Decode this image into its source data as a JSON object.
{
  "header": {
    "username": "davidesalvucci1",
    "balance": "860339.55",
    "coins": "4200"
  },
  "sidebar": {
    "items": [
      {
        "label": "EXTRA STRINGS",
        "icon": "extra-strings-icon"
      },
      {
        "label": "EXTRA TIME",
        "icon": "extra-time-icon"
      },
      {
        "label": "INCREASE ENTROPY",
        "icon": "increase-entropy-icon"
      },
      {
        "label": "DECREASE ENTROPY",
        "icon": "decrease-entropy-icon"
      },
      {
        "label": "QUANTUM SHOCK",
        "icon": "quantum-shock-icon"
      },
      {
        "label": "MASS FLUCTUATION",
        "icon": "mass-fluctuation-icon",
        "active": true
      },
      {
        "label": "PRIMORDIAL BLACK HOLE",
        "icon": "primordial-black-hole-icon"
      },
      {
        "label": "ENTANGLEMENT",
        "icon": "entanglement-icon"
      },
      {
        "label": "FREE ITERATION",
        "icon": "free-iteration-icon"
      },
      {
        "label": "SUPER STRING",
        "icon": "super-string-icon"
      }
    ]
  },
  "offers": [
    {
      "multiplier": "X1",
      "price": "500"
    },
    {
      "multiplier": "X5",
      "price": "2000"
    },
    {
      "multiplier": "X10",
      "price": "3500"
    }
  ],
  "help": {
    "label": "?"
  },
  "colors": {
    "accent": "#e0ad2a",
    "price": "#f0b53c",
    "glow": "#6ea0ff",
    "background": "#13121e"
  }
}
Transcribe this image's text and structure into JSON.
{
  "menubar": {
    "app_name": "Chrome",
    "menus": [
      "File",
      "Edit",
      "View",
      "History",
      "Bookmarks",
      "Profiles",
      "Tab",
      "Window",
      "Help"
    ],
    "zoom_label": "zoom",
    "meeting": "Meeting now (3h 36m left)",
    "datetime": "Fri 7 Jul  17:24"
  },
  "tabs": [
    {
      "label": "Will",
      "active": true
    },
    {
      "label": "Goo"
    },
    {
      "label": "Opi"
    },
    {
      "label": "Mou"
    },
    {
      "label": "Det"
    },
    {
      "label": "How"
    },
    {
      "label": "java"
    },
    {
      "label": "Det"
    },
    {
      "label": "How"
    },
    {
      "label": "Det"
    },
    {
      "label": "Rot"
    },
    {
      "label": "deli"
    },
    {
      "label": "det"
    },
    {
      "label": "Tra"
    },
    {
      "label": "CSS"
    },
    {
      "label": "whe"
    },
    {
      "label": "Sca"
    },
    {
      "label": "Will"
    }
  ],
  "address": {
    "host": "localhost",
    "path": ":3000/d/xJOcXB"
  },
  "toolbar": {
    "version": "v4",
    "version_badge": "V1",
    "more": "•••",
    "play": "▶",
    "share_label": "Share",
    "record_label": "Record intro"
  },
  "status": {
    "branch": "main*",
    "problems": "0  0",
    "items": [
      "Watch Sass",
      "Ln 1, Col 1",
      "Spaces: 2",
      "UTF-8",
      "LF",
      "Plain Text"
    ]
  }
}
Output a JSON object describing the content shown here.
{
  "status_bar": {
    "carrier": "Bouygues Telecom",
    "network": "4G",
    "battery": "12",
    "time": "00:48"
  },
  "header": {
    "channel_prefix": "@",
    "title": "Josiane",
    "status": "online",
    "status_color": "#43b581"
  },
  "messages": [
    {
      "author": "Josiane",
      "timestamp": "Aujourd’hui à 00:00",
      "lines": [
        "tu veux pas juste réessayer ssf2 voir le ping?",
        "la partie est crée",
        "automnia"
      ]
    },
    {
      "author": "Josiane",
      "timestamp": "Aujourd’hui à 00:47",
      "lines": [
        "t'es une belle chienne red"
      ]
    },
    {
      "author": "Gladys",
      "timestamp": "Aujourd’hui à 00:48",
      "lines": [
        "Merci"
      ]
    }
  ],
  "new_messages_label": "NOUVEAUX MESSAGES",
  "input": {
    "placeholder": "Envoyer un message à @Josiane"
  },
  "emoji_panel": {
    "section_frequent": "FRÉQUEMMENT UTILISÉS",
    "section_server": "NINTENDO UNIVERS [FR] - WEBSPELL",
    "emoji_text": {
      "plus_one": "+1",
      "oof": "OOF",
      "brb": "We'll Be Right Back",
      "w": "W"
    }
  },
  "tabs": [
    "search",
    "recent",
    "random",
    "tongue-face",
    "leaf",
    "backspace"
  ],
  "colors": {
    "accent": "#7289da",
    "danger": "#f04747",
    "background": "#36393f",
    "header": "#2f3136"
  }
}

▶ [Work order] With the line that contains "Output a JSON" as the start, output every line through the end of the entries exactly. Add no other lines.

▶ [Answer space]
Output a JSON object describing the content shown here.
{
  "status_bar": {
    "carrier": "Bouygues Telecom",
    "network": "4G",
    "battery": "12",
    "time": "00:48"
  },
  "header": {
    "channel_prefix": "@",
    "title": "Josiane",
    "status": "online",
    "status_color": "#43b581"
  },
  "messages": [
    {
      "author": "Josiane",
      "timestamp": "Aujourd’hui à 00:00",
      "lines": [
        "tu veux pas juste réessayer ssf2 voir le ping?",
        "la partie est crée",
        "automnia"
      ]
    },
    {
      "author": "Josiane",
      "timestamp": "Aujourd’hui à 00:47",
      "lines": [
        "t'es une belle chienne red"
      ]
    },
    {
      "author": "Gladys",
      "timestamp": "Aujourd’hui à 00:48",
      "lines": [
        "Merci"
      ]
    }
  ],
  "new_messages_label": "NOUVEAUX MESSAGES",
  "input": {
    "placeholder": "Envoyer un message à @Josiane"
  },
  "emoji_panel": {
    "section_frequent": "FRÉQUEMMENT UTILISÉS",
    "section_server": "NINTENDO UNIVERS [FR] - WEBSPELL",
    "emoji_text": {
      "plus_one": "+1",
      "oof": "OOF",
      "brb": "We'll Be Right Back",
      "w": "W"
    }
  },
  "tabs": [
    "search",
    "recent",
    "random",
    "tongue-face",
    "leaf",
    "backspace"
  ],
  "colors": {
    "accent": "#7289da",
    "danger": "#f04747",
    "background": "#36393f",
    "header": "#2f3136"
  }
}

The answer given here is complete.